- [WHAT IS NEEDED] Return the data. Every word must match.
#### RECORDED INFORMATION
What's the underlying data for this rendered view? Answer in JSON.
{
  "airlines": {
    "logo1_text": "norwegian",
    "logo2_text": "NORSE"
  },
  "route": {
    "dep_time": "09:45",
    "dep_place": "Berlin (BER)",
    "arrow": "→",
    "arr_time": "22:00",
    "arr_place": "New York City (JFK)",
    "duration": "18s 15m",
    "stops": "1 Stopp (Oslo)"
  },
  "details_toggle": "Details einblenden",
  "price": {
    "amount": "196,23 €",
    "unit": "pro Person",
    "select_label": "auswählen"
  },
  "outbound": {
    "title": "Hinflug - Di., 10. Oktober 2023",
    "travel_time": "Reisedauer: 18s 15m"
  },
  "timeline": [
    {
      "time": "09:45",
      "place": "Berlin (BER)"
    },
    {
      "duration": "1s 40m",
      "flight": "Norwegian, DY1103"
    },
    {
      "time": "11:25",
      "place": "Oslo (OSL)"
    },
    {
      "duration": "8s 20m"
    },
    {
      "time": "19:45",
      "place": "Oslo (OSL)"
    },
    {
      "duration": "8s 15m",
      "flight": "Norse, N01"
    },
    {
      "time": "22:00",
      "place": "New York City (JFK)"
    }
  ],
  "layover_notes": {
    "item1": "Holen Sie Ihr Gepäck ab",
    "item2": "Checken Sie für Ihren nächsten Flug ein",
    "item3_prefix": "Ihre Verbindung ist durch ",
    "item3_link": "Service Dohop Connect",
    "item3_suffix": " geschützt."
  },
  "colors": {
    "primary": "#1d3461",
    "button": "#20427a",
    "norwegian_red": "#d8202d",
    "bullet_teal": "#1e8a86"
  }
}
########
- [SOLUTION BELOW]
What's the underlying data for this rendered view? Answer in JSON.
{
  "airlines": {
    "logo1_text": "norwegian",
    "logo2_text": "NORSE"
  },
  "route": {
    "dep_time": "09:45",
    "dep_place": "Berlin (BER)",
    "arrow": "→",
    "arr_time": "22:00",
    "arr_place": "New York City (JFK)",
    "duration": "18s 15m",
    "stops": "1 Stopp (Oslo)"
  },
  "details_toggle": "Details einblenden",
  "price": {
    "amount": "196,23 €",
    "unit": "pro Person",
    "select_label": "auswählen"
  },
  "outbound": {
    "title": "Hinflug - Di., 10. Oktober 2023",
    "travel_time": "Reisedauer: 18s 15m"
  },
  "timeline": [
    {
      "time": "09:45",
      "place": "Berlin (BER)"
    },
    {
      "duration": "1s 40m",
      "flight": "Norwegian, DY1103"
    },
    {
      "time": "11:25",
      "place": "Oslo (OSL)"
    },
    {
      "duration": "8s 20m"
    },
    {
      "time": "19:45",
      "place": "Oslo (OSL)"
    },
    {
      "duration": "8s 15m",
      "flight": "Norse, N01"
    },
    {
      "time": "22:00",
      "place": "New York City (JFK)"
    }
  ],
  "layover_notes": {
    "item1": "Holen Sie Ihr Gepäck ab",
    "item2": "Checken Sie für Ihren nächsten Flug ein",
    "item3_prefix": "Ihre Verbindung ist durch ",
    "item3_link": "Service Dohop Connect",
    "item3_suffix": " geschützt."
  },
  "colors": {
    "primary": "#1d3461",
    "button": "#20427a",
    "norwegian_red": "#d8202d",
    "bullet_teal": "#1e8a86"
  }
}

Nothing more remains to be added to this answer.